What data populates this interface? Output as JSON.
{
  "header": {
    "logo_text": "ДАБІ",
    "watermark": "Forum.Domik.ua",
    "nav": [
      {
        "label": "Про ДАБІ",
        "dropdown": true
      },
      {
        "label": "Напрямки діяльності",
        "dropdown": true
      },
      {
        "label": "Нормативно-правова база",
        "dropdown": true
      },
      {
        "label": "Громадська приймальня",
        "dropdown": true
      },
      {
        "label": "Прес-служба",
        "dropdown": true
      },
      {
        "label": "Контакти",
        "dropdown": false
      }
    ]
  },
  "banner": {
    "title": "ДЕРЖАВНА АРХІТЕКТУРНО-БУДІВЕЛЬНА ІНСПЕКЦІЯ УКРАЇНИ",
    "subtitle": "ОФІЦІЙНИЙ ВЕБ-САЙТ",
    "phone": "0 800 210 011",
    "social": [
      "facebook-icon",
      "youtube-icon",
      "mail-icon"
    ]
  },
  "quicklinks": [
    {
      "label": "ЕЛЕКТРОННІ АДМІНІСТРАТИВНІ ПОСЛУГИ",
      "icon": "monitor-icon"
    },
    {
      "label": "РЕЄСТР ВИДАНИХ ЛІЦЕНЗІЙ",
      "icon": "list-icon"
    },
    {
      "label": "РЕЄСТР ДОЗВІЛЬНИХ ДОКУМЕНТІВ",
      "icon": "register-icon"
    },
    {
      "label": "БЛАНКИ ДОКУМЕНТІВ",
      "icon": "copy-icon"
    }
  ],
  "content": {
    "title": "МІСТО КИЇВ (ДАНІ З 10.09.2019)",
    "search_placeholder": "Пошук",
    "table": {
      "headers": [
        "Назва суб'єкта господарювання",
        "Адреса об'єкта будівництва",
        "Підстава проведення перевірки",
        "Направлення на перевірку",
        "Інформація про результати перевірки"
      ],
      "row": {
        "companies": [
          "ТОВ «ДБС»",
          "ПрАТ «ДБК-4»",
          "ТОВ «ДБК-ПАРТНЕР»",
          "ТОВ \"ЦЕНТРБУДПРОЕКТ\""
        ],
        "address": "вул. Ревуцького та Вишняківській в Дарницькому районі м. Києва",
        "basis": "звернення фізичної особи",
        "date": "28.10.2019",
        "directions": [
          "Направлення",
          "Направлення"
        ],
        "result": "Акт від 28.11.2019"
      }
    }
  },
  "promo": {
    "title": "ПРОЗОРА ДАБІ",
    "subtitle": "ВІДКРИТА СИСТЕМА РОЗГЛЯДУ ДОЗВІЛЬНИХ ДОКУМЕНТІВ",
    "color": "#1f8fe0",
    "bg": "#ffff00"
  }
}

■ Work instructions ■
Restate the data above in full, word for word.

■ Result ■
What data populates this interface? Output as JSON.
{
  "header": {
    "logo_text": "ДАБІ",
    "watermark": "Forum.Domik.ua",
    "nav": [
      {
        "label": "Про ДАБІ",
        "dropdown": true
      },
      {
        "label": "Напрямки діяльності",
        "dropdown": true
      },
      {
        "label": "Нормативно-правова база",
        "dropdown": true
      },
      {
        "label": "Громадська приймальня",
        "dropdown": true
      },
      {
        "label": "Прес-служба",
        "dropdown": true
      },
      {
        "label": "Контакти",
        "dropdown": false
      }
    ]
  },
  "banner": {
    "title": "ДЕРЖАВНА АРХІТЕКТУРНО-БУДІВЕЛЬНА ІНСПЕКЦІЯ УКРАЇНИ",
    "subtitle": "ОФІЦІЙНИЙ ВЕБ-САЙТ",
    "phone": "0 800 210 011",
    "social": [
      "facebook-icon",
      "youtube-icon",
      "mail-icon"
    ]
  },
  "quicklinks": [
    {
      "label": "ЕЛЕКТРОННІ АДМІНІСТРАТИВНІ ПОСЛУГИ",
      "icon": "monitor-icon"
    },
    {
      "label": "РЕЄСТР ВИДАНИХ ЛІЦЕНЗІЙ",
      "icon": "list-icon"
    },
    {
      "label": "РЕЄСТР ДОЗВІЛЬНИХ ДОКУМЕНТІВ",
      "icon": "register-icon"
    },
    {
      "label": "БЛАНКИ ДОКУМЕНТІВ",
      "icon": "copy-icon"
    }
  ],
  "content": {
    "title": "МІСТО КИЇВ (ДАНІ З 10.09.2019)",
    "search_placeholder": "Пошук",
    "table": {
      "headers": [
        "Назва суб'єкта господарювання",
        "Адреса об'єкта будівництва",
        "Підстава проведення перевірки",
        "Направлення на перевірку",
        "Інформація про результати перевірки"
      ],
      "row": {
        "companies": [
          "ТОВ «ДБС»",
          "ПрАТ «ДБК-4»",
          "ТОВ «ДБК-ПАРТНЕР»",
          "ТОВ \"ЦЕНТРБУДПРОЕКТ\""
        ],
        "address": "вул. Ревуцького та Вишняківській в Дарницькому районі м. Києва",
        "basis": "звернення фізичної особи",
        "date": "28.10.2019",
        "directions": [
          "Направлення",
          "Направлення"
        ],
        "result": "Акт від 28.11.2019"
      }
    }
  },
  "promo": {
    "title": "ПРОЗОРА ДАБІ",
    "subtitle": "ВІДКРИТА СИСТЕМА РОЗГЛЯДУ ДОЗВІЛЬНИХ ДОКУМЕНТІВ",
    "color": "#1f8fe0",
    "bg": "#ffff00"
  }
}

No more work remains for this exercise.